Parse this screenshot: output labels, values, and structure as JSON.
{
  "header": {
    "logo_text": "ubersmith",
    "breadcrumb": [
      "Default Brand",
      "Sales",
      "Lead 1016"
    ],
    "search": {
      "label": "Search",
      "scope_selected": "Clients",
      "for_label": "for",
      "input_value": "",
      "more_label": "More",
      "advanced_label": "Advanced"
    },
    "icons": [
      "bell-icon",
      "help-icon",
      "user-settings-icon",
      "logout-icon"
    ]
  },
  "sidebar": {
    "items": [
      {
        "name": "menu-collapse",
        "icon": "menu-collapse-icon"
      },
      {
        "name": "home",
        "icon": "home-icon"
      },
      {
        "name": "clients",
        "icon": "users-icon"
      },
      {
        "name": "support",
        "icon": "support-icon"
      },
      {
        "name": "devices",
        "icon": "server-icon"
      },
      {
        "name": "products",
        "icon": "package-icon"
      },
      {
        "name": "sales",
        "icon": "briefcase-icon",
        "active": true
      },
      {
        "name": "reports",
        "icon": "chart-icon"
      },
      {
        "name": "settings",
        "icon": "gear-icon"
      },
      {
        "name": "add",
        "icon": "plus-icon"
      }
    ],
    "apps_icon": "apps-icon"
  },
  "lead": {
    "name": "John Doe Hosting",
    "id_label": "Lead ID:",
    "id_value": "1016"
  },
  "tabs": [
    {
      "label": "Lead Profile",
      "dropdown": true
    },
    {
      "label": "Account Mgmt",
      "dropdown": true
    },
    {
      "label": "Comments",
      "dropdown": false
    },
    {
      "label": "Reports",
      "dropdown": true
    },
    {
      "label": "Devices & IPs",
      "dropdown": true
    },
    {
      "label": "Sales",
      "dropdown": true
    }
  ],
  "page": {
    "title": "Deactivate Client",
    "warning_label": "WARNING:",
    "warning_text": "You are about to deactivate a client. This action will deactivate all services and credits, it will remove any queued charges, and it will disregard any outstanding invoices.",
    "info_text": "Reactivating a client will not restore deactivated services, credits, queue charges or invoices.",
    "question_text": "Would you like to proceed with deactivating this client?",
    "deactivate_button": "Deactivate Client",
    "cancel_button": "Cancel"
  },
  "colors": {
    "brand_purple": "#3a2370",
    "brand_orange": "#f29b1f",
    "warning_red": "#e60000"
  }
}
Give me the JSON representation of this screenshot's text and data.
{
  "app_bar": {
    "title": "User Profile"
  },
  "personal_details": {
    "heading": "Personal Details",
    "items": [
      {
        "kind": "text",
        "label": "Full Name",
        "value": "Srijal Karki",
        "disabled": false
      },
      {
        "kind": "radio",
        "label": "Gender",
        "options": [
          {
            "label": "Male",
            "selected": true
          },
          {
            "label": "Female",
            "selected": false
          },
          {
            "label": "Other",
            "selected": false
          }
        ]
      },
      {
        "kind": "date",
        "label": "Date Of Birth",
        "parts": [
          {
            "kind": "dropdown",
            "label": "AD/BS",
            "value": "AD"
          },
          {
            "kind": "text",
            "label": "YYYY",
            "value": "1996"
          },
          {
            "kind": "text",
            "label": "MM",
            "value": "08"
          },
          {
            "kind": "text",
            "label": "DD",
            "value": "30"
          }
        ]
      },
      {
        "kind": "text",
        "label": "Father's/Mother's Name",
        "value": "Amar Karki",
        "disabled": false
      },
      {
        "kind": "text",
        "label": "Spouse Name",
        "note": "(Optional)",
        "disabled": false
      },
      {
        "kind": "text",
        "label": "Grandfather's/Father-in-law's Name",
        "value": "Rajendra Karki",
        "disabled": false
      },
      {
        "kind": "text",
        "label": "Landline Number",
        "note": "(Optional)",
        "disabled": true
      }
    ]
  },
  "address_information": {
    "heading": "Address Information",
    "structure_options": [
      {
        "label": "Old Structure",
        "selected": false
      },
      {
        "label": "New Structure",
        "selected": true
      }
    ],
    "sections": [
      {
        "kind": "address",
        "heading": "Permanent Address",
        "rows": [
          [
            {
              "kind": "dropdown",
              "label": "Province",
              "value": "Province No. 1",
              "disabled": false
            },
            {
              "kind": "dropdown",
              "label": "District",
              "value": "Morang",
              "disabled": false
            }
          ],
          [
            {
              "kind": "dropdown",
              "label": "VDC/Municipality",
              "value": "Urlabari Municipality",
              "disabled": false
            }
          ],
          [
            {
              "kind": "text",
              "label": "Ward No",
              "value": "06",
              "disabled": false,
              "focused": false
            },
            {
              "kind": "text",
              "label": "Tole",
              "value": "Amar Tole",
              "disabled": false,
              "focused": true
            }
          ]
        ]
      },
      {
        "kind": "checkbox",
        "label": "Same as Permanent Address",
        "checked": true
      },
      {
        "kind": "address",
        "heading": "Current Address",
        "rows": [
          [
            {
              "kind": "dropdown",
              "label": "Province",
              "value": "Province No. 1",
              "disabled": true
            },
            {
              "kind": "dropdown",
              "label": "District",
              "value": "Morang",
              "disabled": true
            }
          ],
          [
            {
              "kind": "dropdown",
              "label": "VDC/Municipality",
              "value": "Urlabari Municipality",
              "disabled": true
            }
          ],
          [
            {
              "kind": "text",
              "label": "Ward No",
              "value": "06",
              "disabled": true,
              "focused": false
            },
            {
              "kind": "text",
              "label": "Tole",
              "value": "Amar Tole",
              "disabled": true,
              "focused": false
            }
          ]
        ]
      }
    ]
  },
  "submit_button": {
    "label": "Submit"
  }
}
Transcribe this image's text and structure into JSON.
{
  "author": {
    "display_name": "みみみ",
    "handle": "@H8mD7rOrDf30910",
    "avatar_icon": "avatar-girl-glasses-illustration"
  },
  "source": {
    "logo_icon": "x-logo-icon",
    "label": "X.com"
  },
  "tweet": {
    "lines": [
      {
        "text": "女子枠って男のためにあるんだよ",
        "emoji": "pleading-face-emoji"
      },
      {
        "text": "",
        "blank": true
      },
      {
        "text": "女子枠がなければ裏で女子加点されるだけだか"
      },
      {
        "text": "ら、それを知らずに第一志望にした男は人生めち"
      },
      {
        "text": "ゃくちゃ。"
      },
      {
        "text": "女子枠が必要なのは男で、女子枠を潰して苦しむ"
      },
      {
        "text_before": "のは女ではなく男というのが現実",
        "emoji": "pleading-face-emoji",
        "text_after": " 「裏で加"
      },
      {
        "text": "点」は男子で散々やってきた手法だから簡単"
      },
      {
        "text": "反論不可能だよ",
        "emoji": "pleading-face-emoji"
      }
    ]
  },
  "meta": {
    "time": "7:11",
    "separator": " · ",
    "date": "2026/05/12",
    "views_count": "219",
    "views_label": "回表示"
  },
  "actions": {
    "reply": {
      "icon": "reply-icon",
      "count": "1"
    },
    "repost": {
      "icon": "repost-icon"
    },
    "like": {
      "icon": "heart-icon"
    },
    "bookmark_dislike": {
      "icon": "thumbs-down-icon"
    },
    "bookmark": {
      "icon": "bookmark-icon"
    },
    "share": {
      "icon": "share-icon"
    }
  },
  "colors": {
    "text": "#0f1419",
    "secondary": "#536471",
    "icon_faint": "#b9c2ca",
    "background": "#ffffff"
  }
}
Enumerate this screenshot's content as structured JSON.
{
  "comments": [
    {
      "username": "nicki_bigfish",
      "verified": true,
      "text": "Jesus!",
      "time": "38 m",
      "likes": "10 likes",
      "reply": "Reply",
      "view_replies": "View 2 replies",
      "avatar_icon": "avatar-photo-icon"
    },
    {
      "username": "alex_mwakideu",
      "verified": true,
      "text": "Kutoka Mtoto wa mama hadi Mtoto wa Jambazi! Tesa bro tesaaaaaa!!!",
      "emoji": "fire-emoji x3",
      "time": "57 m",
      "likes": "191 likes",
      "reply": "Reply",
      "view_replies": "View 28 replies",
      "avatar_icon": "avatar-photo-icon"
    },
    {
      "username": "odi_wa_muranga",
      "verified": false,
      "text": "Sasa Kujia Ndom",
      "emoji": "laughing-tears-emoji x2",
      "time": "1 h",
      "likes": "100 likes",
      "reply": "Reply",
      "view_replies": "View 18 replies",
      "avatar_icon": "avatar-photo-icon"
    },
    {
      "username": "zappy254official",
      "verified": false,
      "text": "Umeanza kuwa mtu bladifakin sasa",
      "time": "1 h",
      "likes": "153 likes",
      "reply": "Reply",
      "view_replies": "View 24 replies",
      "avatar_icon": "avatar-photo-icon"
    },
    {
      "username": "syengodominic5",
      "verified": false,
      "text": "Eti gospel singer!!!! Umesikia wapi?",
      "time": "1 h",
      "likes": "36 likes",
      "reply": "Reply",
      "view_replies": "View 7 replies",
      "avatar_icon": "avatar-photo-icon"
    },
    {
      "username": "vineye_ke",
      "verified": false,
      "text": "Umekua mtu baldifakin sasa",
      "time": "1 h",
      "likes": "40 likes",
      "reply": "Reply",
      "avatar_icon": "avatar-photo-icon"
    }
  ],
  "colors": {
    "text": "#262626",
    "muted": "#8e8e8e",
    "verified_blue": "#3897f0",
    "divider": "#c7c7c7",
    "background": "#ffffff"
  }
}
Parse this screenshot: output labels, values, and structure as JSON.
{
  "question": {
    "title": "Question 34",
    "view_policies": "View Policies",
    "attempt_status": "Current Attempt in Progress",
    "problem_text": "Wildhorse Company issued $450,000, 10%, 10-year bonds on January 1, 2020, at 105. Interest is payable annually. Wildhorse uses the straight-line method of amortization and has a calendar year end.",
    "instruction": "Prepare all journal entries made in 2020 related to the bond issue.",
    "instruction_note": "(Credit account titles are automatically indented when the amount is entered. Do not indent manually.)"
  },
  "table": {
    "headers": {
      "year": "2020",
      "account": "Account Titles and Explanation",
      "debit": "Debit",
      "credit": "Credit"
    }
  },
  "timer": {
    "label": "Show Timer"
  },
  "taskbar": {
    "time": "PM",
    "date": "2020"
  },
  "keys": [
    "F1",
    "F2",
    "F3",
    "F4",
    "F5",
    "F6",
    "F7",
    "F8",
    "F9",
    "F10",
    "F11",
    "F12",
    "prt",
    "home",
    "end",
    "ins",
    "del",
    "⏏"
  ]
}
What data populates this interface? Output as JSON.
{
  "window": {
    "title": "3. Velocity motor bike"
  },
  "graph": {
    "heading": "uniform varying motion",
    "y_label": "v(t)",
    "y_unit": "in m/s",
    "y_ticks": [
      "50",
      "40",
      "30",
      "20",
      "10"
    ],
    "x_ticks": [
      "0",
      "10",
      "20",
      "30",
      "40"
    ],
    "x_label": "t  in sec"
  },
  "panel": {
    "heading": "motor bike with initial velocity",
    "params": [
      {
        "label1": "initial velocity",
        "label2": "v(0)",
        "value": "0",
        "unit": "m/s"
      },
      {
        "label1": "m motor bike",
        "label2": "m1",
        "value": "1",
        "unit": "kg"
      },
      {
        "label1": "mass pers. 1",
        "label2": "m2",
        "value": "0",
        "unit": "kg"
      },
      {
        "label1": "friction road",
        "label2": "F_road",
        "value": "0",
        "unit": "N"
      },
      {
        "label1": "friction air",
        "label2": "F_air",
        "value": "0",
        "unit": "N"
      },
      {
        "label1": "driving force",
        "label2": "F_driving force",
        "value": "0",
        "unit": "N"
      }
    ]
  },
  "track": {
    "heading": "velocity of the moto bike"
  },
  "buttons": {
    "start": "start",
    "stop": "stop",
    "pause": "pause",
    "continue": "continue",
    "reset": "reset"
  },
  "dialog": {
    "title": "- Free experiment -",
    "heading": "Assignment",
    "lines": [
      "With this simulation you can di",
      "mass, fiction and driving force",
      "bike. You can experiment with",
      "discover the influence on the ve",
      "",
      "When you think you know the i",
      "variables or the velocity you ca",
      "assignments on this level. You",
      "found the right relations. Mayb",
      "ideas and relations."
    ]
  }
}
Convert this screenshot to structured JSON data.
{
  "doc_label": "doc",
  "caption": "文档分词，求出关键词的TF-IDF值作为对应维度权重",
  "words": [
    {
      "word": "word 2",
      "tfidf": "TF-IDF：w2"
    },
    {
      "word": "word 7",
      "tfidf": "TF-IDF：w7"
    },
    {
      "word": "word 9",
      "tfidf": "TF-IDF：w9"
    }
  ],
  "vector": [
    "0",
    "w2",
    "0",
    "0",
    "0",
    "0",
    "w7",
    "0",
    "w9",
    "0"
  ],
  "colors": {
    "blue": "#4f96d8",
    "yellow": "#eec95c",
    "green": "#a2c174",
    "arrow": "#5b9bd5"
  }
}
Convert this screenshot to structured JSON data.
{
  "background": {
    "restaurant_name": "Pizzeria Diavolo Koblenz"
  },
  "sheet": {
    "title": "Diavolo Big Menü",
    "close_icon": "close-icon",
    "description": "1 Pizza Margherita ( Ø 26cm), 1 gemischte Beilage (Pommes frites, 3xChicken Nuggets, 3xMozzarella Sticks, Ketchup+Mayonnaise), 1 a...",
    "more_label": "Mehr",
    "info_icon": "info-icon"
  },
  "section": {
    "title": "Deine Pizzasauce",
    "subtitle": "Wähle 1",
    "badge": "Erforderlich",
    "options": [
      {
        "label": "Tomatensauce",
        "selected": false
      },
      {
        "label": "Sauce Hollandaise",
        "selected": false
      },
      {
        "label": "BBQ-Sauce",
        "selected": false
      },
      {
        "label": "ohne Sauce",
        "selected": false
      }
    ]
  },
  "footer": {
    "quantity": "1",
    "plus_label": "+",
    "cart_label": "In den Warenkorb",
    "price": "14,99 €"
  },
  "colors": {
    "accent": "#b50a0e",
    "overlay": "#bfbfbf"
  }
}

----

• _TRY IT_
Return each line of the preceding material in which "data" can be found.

• _THE ANSWER_
Give me the JSON representation of this screenshot's text and data.
What data populates this interface? Output as JSON.
Convert this screenshot to structured JSON data.
Convert this screenshot to structured JSON data.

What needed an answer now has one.